Sunday Driver: 1976 Triumph TR6

This next car comes as a tip from BP who writes: Seems to be someone’s Sunday driver, garage kept its entire life and OK underneath. NO RESERVE and auction closes 11/23. Plenty of time to argue at home and finally get your own way considering your going to spend 11/25 with your crazy in-laws so you deserve something for your effort, right? Find this 1976 Triumph TR6 bidding for $4000 in Narragansett, RI via hemmings auctions.

From the seller:

Offered at no reserve, this 1976 Triumph TR6 Convertible appears to be a rarity, as it is equipped with factory air conditioning. The A/C still works, per the seller, who is helping his father sell this car. He reports that his father bought it 35 years ago but kept it in garage storage for the last 22 years, keeping it “regularly maintained.” The miles shown are believed accurate, and the car is reported to have its original powertrain, interior, and paint.

The car appears in good condition, though it seems ready for a thorough detailing. The seller reports that it starts and runs well and is not showing any mechanical needs. The car comes with both the soft top and a detachable hardtop, though this does not appear to be the factory design. The Triumph is for sale now, he explains, because his father no longer drives it.

In its last two model years, power from the TR6’s inline-six was down a bit, and the front bumper was raised a couple of inches to meet U.S. regulations. Triumph TR6 sales in the U.S. fell to about 6,100 in its final year, as sports coupes were gaining in popularity.

For 1976, the Triumph TR6’s OHV inline-six was rated at 101 horsepower and 128 lb-ft of peak torque by the manufacturer. It was still a spirited performer, and it kept its deep, throaty exhaust note. The seller says this Triumph’s engine is original. He reports that “it smokes slightly upon start-up but idles normally once warmed up, and the smoke then reduces.” (See start-up video.) The exhaust, or at least the rear muffler and tailpipe section, is aftermarket—a common in-period modification.

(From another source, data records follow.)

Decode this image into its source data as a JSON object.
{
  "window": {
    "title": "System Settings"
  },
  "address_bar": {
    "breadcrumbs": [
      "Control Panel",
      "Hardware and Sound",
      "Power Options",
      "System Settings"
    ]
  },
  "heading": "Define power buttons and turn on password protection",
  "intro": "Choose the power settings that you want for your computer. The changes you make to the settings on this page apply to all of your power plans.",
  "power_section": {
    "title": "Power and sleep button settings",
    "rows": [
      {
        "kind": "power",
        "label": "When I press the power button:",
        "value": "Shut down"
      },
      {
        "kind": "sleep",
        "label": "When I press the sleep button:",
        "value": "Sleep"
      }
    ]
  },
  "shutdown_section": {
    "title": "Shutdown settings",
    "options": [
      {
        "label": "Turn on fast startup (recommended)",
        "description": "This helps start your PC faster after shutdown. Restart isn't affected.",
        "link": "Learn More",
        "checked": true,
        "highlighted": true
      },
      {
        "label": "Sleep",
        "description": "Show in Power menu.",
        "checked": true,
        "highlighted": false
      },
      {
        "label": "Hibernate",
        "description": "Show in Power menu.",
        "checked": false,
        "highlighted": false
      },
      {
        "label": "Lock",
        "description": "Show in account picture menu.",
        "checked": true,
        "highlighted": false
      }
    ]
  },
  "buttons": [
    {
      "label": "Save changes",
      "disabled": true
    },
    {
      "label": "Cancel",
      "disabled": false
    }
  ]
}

He indicates no leaks or weeps. The four-speed manual transmission is said to “shift fine.”

The seller states that the vehicle’s White paint is believed to be original. He indicates “a few rust spots” as seen in the photos, and says, “One panel needs to be buffed.” There is “minimal” surface rusting indicated on the back panels and the trunk seams, as seen in photos. What appears to be minor rust can be seen in the forward door jambs. The rear Union Jack fender decals that integrated the TR6 name appear faded. The chrome trim appears a bit dulled, but likely has not been polished in many years. Both the soft top and removable hard top are said to be functional, no missing components and no leaks. The glass is said to be in “very good” condition, and seals are “old but intact.” All lighting is reported to work as designed, including the aftermarket fog lights.

The Triumph’s interior appears intact but in need of a cleaning. The black vinyl seats look good, showing “minor” wear, as reported by the seller, but no rips. The seat adjustments are said to work properly. The seller indicates “minor wear” for the carpeting. The wood dash, a distinct British touch in these cars at a time when vinyl had taken over most other cars’ dashes, appears dulled, and the seller reports a “split” near the choke lever. The car has an aftermarket steering wheel. Oxidation can be seen around the gauge rims, though the gauges are said to “work perfectly.” Both the heat and factory A/C are affirmed to work, as does the original AM/FM radio. Door locks and window cranks “work as designed.”

See a better way to drive something British?